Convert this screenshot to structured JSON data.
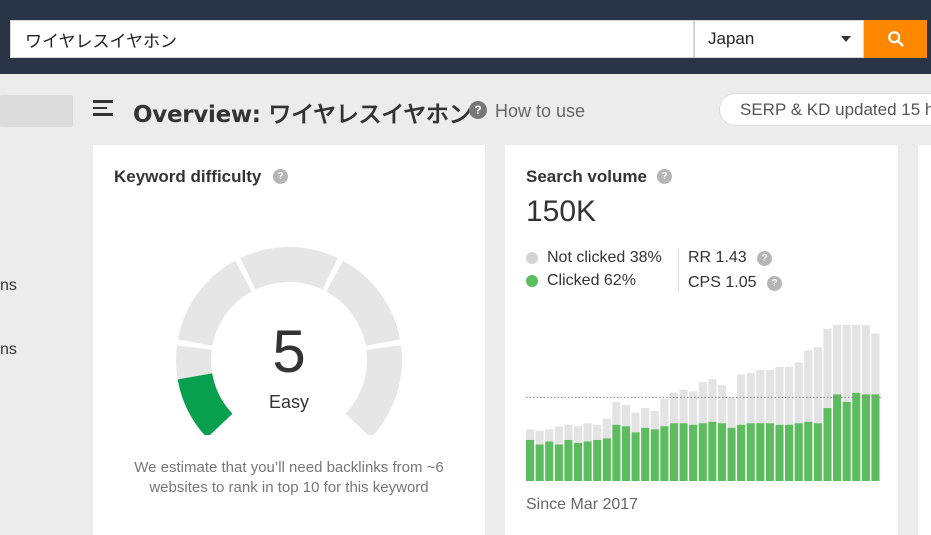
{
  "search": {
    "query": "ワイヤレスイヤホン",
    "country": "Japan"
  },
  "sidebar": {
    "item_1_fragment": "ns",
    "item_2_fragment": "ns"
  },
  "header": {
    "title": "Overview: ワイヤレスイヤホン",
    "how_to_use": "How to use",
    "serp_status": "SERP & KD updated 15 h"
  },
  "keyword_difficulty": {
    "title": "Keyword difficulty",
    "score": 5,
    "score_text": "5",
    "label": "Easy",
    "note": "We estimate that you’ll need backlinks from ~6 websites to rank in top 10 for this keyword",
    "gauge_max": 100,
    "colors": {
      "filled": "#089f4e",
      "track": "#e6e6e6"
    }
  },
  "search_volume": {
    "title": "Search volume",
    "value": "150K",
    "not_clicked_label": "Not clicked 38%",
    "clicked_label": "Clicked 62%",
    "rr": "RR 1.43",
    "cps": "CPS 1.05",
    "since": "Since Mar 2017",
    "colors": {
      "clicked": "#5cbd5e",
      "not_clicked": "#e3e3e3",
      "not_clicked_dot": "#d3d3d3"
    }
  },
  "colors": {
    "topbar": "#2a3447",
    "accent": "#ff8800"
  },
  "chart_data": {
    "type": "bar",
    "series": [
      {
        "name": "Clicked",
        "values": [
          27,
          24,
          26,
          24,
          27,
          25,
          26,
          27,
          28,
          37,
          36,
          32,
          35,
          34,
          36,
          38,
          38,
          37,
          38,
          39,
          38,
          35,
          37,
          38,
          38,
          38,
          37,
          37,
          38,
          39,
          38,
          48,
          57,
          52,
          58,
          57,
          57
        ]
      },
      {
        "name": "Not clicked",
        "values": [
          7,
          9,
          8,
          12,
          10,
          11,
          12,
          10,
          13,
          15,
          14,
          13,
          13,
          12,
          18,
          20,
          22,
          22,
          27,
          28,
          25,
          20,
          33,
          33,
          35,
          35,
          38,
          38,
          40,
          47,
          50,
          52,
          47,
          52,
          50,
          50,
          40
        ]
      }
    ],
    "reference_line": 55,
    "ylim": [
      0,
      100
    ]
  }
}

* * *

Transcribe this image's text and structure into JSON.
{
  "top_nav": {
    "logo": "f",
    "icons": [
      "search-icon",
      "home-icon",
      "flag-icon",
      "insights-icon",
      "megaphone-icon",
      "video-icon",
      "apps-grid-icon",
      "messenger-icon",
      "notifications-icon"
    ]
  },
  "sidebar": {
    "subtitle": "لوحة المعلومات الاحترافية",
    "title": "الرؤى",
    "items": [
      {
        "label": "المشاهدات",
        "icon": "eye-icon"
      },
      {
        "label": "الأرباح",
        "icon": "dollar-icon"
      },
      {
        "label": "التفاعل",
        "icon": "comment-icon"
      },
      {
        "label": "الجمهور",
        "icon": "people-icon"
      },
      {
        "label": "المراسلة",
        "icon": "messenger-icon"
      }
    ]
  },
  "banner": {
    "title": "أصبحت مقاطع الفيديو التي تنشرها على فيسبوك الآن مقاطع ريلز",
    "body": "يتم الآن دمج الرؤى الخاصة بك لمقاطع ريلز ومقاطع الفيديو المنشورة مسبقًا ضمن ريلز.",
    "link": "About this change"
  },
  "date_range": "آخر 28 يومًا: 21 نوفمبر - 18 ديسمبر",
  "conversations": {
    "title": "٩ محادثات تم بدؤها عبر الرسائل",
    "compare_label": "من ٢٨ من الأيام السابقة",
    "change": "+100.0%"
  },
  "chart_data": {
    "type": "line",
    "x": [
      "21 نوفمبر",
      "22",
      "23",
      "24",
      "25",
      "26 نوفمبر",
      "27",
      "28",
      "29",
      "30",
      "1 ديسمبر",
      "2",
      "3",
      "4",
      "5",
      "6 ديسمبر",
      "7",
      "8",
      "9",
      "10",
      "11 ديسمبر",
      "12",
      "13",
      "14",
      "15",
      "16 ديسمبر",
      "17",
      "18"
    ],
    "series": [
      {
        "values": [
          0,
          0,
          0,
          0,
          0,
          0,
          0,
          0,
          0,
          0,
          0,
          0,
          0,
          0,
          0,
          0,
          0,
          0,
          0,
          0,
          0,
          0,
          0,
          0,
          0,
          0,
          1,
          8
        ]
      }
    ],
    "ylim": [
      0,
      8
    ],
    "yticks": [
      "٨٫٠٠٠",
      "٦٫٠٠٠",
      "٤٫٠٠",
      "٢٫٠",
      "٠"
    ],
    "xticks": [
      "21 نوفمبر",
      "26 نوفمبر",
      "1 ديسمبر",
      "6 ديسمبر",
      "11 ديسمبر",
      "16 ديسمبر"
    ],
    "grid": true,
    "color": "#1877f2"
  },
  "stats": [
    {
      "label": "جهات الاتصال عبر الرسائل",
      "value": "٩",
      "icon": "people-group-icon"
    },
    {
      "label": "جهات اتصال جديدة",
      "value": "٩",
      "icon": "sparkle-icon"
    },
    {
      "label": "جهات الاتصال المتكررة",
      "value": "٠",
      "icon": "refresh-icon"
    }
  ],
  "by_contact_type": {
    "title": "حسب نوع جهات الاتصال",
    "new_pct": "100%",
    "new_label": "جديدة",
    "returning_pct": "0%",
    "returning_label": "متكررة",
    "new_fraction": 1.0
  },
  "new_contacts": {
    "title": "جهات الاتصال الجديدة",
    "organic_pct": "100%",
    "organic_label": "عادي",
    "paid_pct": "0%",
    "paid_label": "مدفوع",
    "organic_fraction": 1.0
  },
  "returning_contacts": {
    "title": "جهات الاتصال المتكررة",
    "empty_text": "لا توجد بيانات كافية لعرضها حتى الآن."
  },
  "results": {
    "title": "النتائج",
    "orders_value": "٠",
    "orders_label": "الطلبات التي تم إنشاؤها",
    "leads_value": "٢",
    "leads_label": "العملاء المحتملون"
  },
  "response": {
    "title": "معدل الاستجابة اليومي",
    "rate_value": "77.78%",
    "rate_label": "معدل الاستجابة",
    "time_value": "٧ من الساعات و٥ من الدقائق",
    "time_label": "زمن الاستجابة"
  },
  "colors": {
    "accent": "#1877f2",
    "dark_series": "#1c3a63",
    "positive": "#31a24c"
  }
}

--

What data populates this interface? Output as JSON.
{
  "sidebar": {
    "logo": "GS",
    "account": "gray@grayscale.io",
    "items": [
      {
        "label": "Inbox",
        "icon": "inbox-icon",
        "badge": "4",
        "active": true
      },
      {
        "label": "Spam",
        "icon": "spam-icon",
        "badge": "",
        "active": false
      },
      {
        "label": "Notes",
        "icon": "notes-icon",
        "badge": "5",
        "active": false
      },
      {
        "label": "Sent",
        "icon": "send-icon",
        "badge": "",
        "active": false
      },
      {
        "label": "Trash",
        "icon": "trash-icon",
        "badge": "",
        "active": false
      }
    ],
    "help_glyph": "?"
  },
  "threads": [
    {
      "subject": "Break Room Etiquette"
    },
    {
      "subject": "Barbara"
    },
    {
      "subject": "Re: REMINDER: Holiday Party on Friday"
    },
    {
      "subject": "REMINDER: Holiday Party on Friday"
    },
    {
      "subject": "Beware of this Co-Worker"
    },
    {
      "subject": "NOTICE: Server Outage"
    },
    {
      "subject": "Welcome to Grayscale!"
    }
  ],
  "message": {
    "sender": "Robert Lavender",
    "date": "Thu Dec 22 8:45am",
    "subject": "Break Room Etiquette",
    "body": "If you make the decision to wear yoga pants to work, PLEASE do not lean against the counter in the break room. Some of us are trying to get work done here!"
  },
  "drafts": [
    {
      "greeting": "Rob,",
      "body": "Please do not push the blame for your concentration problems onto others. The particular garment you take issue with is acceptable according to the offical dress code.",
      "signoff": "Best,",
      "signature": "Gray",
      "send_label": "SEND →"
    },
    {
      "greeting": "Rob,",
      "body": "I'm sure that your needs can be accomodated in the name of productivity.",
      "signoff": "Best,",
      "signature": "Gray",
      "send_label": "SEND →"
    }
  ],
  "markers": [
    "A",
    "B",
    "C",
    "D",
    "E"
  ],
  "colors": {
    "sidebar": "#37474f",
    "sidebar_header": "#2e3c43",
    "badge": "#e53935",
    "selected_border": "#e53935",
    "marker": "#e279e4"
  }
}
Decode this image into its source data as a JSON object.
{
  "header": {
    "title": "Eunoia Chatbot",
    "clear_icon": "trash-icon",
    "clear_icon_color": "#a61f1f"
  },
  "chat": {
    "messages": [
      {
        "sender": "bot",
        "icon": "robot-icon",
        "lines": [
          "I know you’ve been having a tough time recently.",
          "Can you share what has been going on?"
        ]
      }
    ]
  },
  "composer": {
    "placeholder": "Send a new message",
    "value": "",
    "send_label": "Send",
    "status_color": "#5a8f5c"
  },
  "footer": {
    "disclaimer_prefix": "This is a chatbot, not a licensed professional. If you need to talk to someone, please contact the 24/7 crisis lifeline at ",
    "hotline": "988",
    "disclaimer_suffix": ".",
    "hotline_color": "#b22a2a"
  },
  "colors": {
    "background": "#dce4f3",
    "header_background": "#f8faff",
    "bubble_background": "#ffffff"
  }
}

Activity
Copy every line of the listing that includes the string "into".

Response to the exercise
Transcribe this image's text and structure into JSON.
Decode this image into its source data as a JSON object.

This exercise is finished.